Most reports were negative - nothing seen. We are attempting to observe
an asteroid passing in front of a star. We see the star disappear
for a few seconds. This is recorded.
In 1990 I built a Philips low-light video camera kit helped by Andrew
J. Elliott (Assistant Director of the BAA Asteroid and Remote
Planets Section 1990-2010).
The camera was mounted a-focally to a 2nd generation Micro Channel
Plate (MCP) image intensifier in a DIY housing and used on my 8"
F/6 Newtonian. The MCP was advertised for sale (possibly failed
military spec) and three were bought in 1991 (at £250 each).
One for the writer, Andrew Elliott and Denis Buczynski. The Philips
camera and MCP were replaced in 2005 with a WAT 120N+. Recordings
were being made on VHS tape with a Mitsubishi TDG (Time-Date-Overlay)
up to 2001. But this had the Millennium date bug so a VOLTEC TDG was
purchased from MAPLIN. Both time overlay units were manually sychronised
to UT by reference to an MSF
LED pulse which was recorded at the start and end of the observation.
This method of timing continued up to March-2010, when i bought a

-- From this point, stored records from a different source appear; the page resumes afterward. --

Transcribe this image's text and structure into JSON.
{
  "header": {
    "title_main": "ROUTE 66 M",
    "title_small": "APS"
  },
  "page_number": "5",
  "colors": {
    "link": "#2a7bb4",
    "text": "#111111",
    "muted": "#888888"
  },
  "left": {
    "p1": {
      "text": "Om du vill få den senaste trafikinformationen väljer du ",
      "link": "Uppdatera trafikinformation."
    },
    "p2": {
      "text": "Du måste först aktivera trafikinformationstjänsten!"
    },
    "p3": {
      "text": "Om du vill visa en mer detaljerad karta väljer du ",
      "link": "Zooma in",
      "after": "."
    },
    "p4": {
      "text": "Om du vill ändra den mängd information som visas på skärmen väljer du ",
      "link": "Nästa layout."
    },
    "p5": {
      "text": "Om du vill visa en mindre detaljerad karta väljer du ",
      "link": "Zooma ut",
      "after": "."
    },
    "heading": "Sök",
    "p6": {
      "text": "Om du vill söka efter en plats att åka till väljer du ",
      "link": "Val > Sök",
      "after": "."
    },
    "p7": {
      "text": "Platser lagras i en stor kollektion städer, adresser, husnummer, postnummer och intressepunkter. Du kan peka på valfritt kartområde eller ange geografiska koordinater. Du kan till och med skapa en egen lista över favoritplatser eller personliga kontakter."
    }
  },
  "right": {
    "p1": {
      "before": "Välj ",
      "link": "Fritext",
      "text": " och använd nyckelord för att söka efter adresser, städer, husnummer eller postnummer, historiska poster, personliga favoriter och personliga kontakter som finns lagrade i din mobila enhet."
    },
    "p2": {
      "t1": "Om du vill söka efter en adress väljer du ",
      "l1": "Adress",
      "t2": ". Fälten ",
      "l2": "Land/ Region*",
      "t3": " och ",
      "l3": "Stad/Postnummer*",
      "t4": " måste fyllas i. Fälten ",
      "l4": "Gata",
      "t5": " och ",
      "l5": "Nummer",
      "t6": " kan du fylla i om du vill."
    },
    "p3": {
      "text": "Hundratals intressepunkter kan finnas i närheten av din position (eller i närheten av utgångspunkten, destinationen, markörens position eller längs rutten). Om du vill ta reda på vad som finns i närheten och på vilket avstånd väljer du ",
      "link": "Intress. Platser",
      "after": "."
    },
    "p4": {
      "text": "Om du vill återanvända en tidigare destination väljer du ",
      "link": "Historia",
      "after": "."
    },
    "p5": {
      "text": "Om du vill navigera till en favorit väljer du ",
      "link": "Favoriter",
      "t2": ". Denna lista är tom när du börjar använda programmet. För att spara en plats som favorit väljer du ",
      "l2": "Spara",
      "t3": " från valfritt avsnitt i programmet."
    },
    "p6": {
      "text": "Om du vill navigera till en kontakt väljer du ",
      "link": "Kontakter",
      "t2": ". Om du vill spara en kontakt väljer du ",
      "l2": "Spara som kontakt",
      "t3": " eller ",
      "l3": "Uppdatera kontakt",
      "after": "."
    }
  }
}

GPS time unit (GPSBOXSPRITE2)
My first observed occultation
was (130) Elektra on 2010-Feb-20 using a Meade
LXD55 SN8,WAT 120N+ camera and SONY
digital tape recorder. Soon after I acquired
the Blackboxcamera GPSBOXSPRITE gps time-text-overlay which replaced
the manual sync VOLTEC unit. Then in
2014 I purchased the more sensitive WAT-910HX/RC
with recording to my now old SONY camcorder which could uploaded the
recordings to PC via fire-wire on my Windows 7 Novatech laptop.
I now use W10pro and a QHY174mGPS
USB3 CMOS camera, controlled by SharpCap software. The instrument
is a C11 at F/6 or 30cm at F/4.